Reproduce the entries below in full, word for word.

★ ★ ★

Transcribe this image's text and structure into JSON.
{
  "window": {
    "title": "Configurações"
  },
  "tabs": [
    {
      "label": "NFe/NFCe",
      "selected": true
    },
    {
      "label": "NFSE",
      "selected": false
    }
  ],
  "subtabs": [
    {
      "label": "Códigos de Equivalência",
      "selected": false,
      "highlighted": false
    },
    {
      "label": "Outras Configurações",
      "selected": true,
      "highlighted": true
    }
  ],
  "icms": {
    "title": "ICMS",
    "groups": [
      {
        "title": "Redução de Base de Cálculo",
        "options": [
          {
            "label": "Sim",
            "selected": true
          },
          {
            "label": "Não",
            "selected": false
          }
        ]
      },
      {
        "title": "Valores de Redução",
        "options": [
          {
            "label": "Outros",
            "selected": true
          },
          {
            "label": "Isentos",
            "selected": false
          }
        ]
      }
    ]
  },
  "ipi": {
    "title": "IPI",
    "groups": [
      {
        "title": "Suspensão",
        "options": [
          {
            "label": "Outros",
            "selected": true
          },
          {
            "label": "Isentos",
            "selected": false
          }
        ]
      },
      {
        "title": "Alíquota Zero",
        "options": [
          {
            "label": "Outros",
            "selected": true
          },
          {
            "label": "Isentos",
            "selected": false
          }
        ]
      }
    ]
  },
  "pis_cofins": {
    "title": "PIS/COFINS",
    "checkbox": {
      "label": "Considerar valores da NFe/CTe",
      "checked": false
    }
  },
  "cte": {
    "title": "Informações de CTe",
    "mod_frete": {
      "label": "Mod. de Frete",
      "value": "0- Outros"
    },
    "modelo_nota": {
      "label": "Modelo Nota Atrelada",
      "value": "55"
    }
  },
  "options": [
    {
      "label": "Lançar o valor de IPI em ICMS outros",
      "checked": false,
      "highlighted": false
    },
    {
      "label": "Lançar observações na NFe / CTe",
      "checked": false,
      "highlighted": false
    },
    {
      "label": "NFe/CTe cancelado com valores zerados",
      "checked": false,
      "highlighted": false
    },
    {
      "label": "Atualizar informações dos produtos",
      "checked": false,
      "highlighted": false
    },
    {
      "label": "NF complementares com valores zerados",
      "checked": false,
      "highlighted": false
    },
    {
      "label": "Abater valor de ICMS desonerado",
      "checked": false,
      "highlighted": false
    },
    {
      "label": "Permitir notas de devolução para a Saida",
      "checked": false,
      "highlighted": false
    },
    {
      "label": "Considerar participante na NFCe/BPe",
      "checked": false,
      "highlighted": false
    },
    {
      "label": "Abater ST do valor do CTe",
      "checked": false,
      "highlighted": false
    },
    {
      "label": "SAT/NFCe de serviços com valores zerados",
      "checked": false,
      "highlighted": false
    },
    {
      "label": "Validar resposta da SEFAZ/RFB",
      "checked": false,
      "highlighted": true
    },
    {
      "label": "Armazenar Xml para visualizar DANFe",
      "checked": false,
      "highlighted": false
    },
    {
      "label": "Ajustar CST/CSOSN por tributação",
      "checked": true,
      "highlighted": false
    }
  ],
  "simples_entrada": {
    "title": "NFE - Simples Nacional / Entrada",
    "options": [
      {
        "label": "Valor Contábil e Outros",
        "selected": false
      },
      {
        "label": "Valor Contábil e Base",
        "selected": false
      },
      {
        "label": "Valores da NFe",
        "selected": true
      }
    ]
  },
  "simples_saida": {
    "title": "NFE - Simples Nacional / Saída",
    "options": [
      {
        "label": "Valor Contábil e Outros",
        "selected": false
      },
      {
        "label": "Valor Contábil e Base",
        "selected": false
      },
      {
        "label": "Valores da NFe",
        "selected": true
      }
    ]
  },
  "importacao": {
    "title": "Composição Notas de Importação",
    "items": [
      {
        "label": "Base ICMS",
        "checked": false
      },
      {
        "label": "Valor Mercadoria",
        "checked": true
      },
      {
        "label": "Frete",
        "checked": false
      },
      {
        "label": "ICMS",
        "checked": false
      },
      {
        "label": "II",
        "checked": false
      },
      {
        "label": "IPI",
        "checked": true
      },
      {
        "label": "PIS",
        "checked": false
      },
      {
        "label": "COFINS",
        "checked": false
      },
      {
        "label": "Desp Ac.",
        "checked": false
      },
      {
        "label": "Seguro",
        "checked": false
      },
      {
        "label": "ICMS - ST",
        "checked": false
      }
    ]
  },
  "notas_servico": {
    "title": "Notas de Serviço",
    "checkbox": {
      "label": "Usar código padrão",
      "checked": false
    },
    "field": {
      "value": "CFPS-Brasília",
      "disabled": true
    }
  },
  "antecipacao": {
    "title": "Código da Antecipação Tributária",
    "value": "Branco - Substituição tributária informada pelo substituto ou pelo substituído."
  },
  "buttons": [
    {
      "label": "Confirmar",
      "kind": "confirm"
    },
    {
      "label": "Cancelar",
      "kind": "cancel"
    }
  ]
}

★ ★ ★

--- Written answer ---
Transcribe this image's text and structure into JSON.
{
  "window": {
    "title": "Configurações"
  },
  "tabs": [
    {
      "label": "NFe/NFCe",
      "selected": true
    },
    {
      "label": "NFSE",
      "selected": false
    }
  ],
  "subtabs": [
    {
      "label": "Códigos de Equivalência",
      "selected": false,
      "highlighted": false
    },
    {
      "label": "Outras Configurações",
      "selected": true,
      "highlighted": true
    }
  ],
  "icms": {
    "title": "ICMS",
    "groups": [
      {
        "title": "Redução de Base de Cálculo",
        "options": [
          {
            "label": "Sim",
            "selected": true
          },
          {
            "label": "Não",
            "selected": false
          }
        ]
      },
      {
        "title": "Valores de Redução",
        "options": [
          {
            "label": "Outros",
            "selected": true
          },
          {
            "label": "Isentos",
            "selected": false
          }
        ]
      }
    ]
  },
  "ipi": {
    "title": "IPI",
    "groups": [
      {
        "title": "Suspensão",
        "options": [
          {
            "label": "Outros",
            "selected": true
          },
          {
            "label": "Isentos",
            "selected": false
          }
        ]
      },
      {
        "title": "Alíquota Zero",
        "options": [
          {
            "label": "Outros",
            "selected": true
          },
          {
            "label": "Isentos",
            "selected": false
          }
        ]
      }
    ]
  },
  "pis_cofins": {
    "title": "PIS/COFINS",
    "checkbox": {
      "label": "Considerar valores da NFe/CTe",
      "checked": false
    }
  },
  "cte": {
    "title": "Informações de CTe",
    "mod_frete": {
      "label": "Mod. de Frete",
      "value": "0- Outros"
    },
    "modelo_nota": {
      "label": "Modelo Nota Atrelada",
      "value": "55"
    }
  },
  "options": [
    {
      "label": "Lançar o valor de IPI em ICMS outros",
      "checked": false,
      "highlighted": false
    },
    {
      "label": "Lançar observações na NFe / CTe",
      "checked": false,
      "highlighted": false
    },
    {
      "label": "NFe/CTe cancelado com valores zerados",
      "checked": false,
      "highlighted": false
    },
    {
      "label": "Atualizar informações dos produtos",
      "checked": false,
      "highlighted": false
    },
    {
      "label": "NF complementares com valores zerados",
      "checked": false,
      "highlighted": false
    },
    {
      "label": "Abater valor de ICMS desonerado",
      "checked": false,
      "highlighted": false
    },
    {
      "label": "Permitir notas de devolução para a Saida",
      "checked": false,
      "highlighted": false
    },
    {
      "label": "Considerar participante na NFCe/BPe",
      "checked": false,
      "highlighted": false
    },
    {
      "label": "Abater ST do valor do CTe",
      "checked": false,
      "highlighted": false
    },
    {
      "label": "SAT/NFCe de serviços com valores zerados",
      "checked": false,
      "highlighted": false
    },
    {
      "label": "Validar resposta da SEFAZ/RFB",
      "checked": false,
      "highlighted": true
    },
    {
      "label": "Armazenar Xml para visualizar DANFe",
      "checked": false,
      "highlighted": false
    },
    {
      "label": "Ajustar CST/CSOSN por tributação",
      "checked": true,
      "highlighted": false
    }
  ],
  "simples_entrada": {
    "title": "NFE - Simples Nacional / Entrada",
    "options": [
      {
        "label": "Valor Contábil e Outros",
        "selected": false
      },
      {
        "label": "Valor Contábil e Base",
        "selected": false
      },
      {
        "label": "Valores da NFe",
        "selected": true
      }
    ]
  },
  "simples_saida": {
    "title": "NFE - Simples Nacional / Saída",
    "options": [
      {
        "label": "Valor Contábil e Outros",
        "selected": false
      },
      {
        "label": "Valor Contábil e Base",
        "selected": false
      },
      {
        "label": "Valores da NFe",
        "selected": true
      }
    ]
  },
  "importacao": {
    "title": "Composição Notas de Importação",
    "items": [
      {
        "label": "Base ICMS",
        "checked": false
      },
      {
        "label": "Valor Mercadoria",
        "checked": true
      },
      {
        "label": "Frete",
        "checked": false
      },
      {
        "label": "ICMS",
        "checked": false
      },
      {
        "label": "II",
        "checked": false
      },
      {
        "label": "IPI",
        "checked": true
      },
      {
        "label": "PIS",
        "checked": false
      },
      {
        "label": "COFINS",
        "checked": false
      },
      {
        "label": "Desp Ac.",
        "checked": false
      },
      {
        "label": "Seguro",
        "checked": false
      },
      {
        "label": "ICMS - ST",
        "checked": false
      }
    ]
  },
  "notas_servico": {
    "title": "Notas de Serviço",
    "checkbox": {
      "label": "Usar código padrão",
      "checked": false
    },
    "field": {
      "value": "CFPS-Brasília",
      "disabled": true
    }
  },
  "antecipacao": {
    "title": "Código da Antecipação Tributária",
    "value": "Branco - Substituição tributária informada pelo substituto ou pelo substituído."
  },
  "buttons": [
    {
      "label": "Confirmar",
      "kind": "confirm"
    },
    {
      "label": "Cancelar",
      "kind": "cancel"
    }
  ]
}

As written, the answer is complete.